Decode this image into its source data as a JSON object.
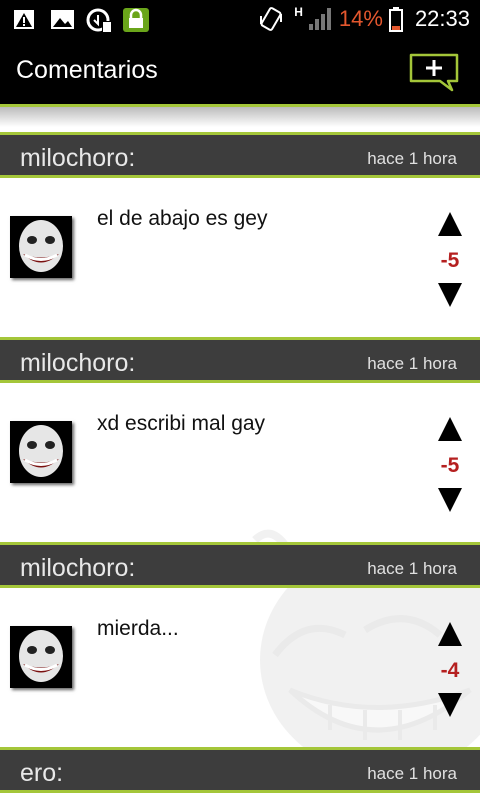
{
  "status_bar": {
    "battery_percent": "14%",
    "time": "22:33",
    "network": "H",
    "icons": [
      "warning-icon",
      "image-icon",
      "sync-icon",
      "lock-icon",
      "vibrate-icon",
      "signal-icon",
      "battery-icon"
    ]
  },
  "action_bar": {
    "title": "Comentarios",
    "add_comment_icon": "add-comment-icon"
  },
  "comments": [
    {
      "author": "milochoro:",
      "time": "hace 1 hora",
      "text": "el de abajo es gey",
      "score": "-5"
    },
    {
      "author": "milochoro:",
      "time": "hace 1 hora",
      "text": "xd escribi mal gay",
      "score": "-5"
    },
    {
      "author": "milochoro:",
      "time": "hace 1 hora",
      "text": "mierda...",
      "score": "-4"
    },
    {
      "author": "ero:",
      "time": "hace 1 hora"
    }
  ],
  "colors": {
    "accent": "#a4c639",
    "header_bg": "#3d3d3d",
    "score": "#b52020",
    "battery_low": "#e4572e"
  }
}
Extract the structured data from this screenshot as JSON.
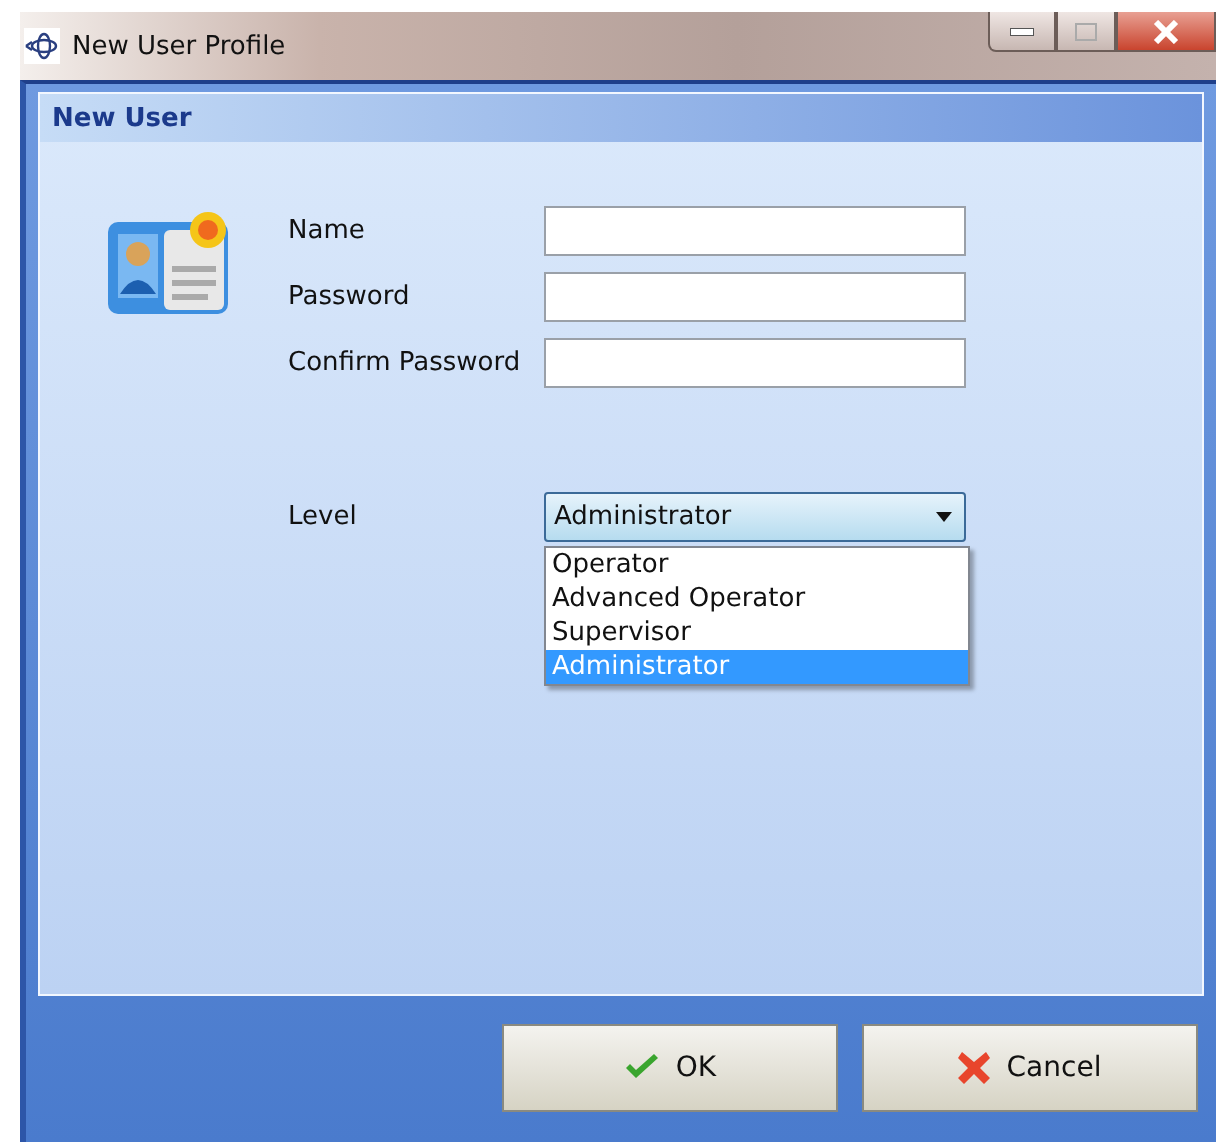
{
  "window": {
    "title": "New User Profile"
  },
  "panel": {
    "title": "New User"
  },
  "fields": [
    {
      "label": "Name",
      "kind": "text"
    },
    {
      "label": "Password",
      "kind": "password"
    },
    {
      "label": "Confirm Password",
      "kind": "password"
    },
    {
      "label": "Level",
      "kind": "select",
      "value": "Administrator",
      "expanded": true
    }
  ],
  "level_options": [
    {
      "label": "Operator",
      "selected": false
    },
    {
      "label": "Advanced Operator",
      "selected": false
    },
    {
      "label": "Supervisor",
      "selected": false
    },
    {
      "label": "Administrator",
      "selected": true
    }
  ],
  "buttons": [
    {
      "label": "OK",
      "kind": "ok"
    },
    {
      "label": "Cancel",
      "kind": "cancel"
    }
  ]
}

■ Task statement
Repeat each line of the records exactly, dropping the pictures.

■ Solution
Decode this image into its source data as a JSON object.
{
  "status_bar": {
    "battery_percent": "14%",
    "time": "22:33",
    "network": "H",
    "icons": [
      "warning-icon",
      "image-icon",
      "sync-icon",
      "lock-icon",
      "vibrate-icon",
      "signal-icon",
      "battery-icon"
    ]
  },
  "action_bar": {
    "title": "Comentarios",
    "add_comment_icon": "add-comment-icon"
  },
  "comments": [
    {
      "author": "milochoro:",
      "time": "hace 1 hora",
      "text": "el de abajo es gey",
      "score": "-5"
    },
    {
      "author": "milochoro:",
      "time": "hace 1 hora",
      "text": "xd escribi mal gay",
      "score": "-5"
    },
    {
      "author": "milochoro:",
      "time": "hace 1 hora",
      "text": "mierda...",
      "score": "-4"
    },
    {
      "author": "ero:",
      "time": "hace 1 hora"
    }
  ],
  "colors": {
    "accent": "#a4c639",
    "header_bg": "#3d3d3d",
    "score": "#b52020",
    "battery_low": "#e4572e"
  }
}
Extract the structured data from this screenshot as JSON.
{
  "window": {
    "title": "New User Profile"
  },
  "panel": {
    "title": "New User"
  },
  "fields": [
    {
      "label": "Name",
      "kind": "text"
    },
    {
      "label": "Password",
      "kind": "password"
    },
    {
      "label": "Confirm Password",
      "kind": "password"
    },
    {
      "label": "Level",
      "kind": "select",
      "value": "Administrator",
      "expanded": true
    }
  ],
  "level_options": [
    {
      "label": "Operator",
      "selected": false
    },
    {
      "label": "Advanced Operator",
      "selected": false
    },
    {
      "label": "Supervisor",
      "selected": false
    },
    {
      "label": "Administrator",
      "selected": true
    }
  ],
  "buttons": [
    {
      "label": "OK",
      "kind": "ok"
    },
    {
      "label": "Cancel",
      "kind": "cancel"
    }
  ]
}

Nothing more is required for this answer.